I just listened to the Rev. Dr. King’s “I Have a Dream” speech. For all of it’s rhetorical grandeur, what’s missing from the speech is an emphasis on God’s providential hand in the evil “manacles of segregation and the chains of discrimination.”
This line early in the speech reveals the motive of King’s dream:
“The Negro lives on a lonely island of poverty in the midst of a vast ocean of material prosperity.”
Here King points his audience to what they can do and ought to do to achieve justice – which he seems to define as achieving the same level of material success as whites in 1963 – rather than being content to allow God’s providential hand to tend with care those who have been injured by injustice, and with wrath those who minister injustice.
King’s “I Have a Dream Speech” is man-centered and humanistic at it’s core, calling the audience to faith in themselves rather than to faith in God “who works all things according to the counsel of His own will.”
I am not suggesting here that African-Americans – in 1963 and even today – should take “a back seat” while their rights are violated.

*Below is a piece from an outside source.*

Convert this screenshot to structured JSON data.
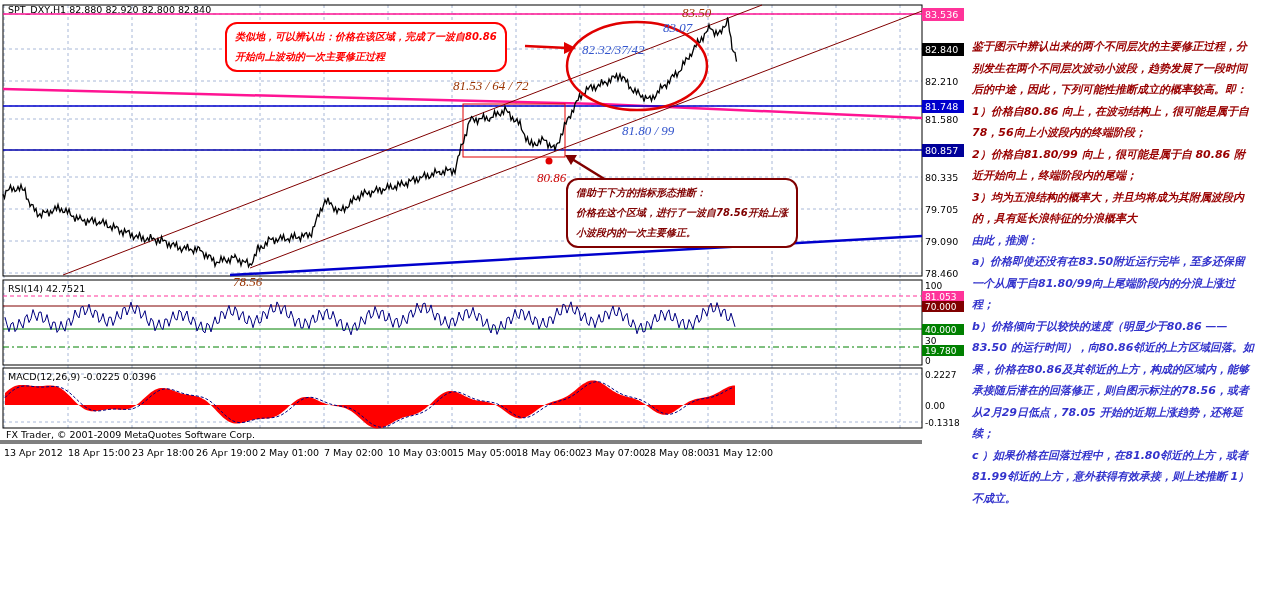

I’m making the observation that the man of God, in a speech of this nature, ought to point people to God’s providence in their pain and not to their human potential to overcome. “Unless the Lord build the house, those who labor labor but in vain.”
I would argue that the reason racial division continues to persist in this nation 150 years after the Emancipation Proclamation and five years after we elected a black man President is because God’s providence in the evil that men do has been totally ignored.
We will be “free at last” when we realize “where the Spirit of the Lord is, there is liberty,” and “if the Son therefore shall make you free, ye shall be free indeed,” irregardless of the evil being done to us in the moment. David was free in a cave in Adullum and in the strongholds of En Gedi while being pursued by Saul; Joseph was free in a pit and a prison; Paul was free when he laid his head on the executioner’s block; because all of them – and every other true saint of God – committed themselves to Him who judges righteously (1 Peter 2:23).
On this 50th anniversary of Dr. King’s speech, I’m thanking God for His providential hand in the evil that men do. I don’t have a dream, I have a strong consolation because I have fled for refuge to lay hold upon the hope set before me, which hope I have as an anchor of my soul – both sure and steadfast – because it is based on the reality that my Forerunner – Jesus Christ – has entered within the veil – into the very presence of God Himself – (Hebrews 6:18-20) and He calls me to follow him there on His merit – to come boldly unto the throne of grace to obtain mercy and find grace to help in time of need (Hebrews 4:16).
I’m not dreaming today. I have a sure and certain hope.Older postNewer post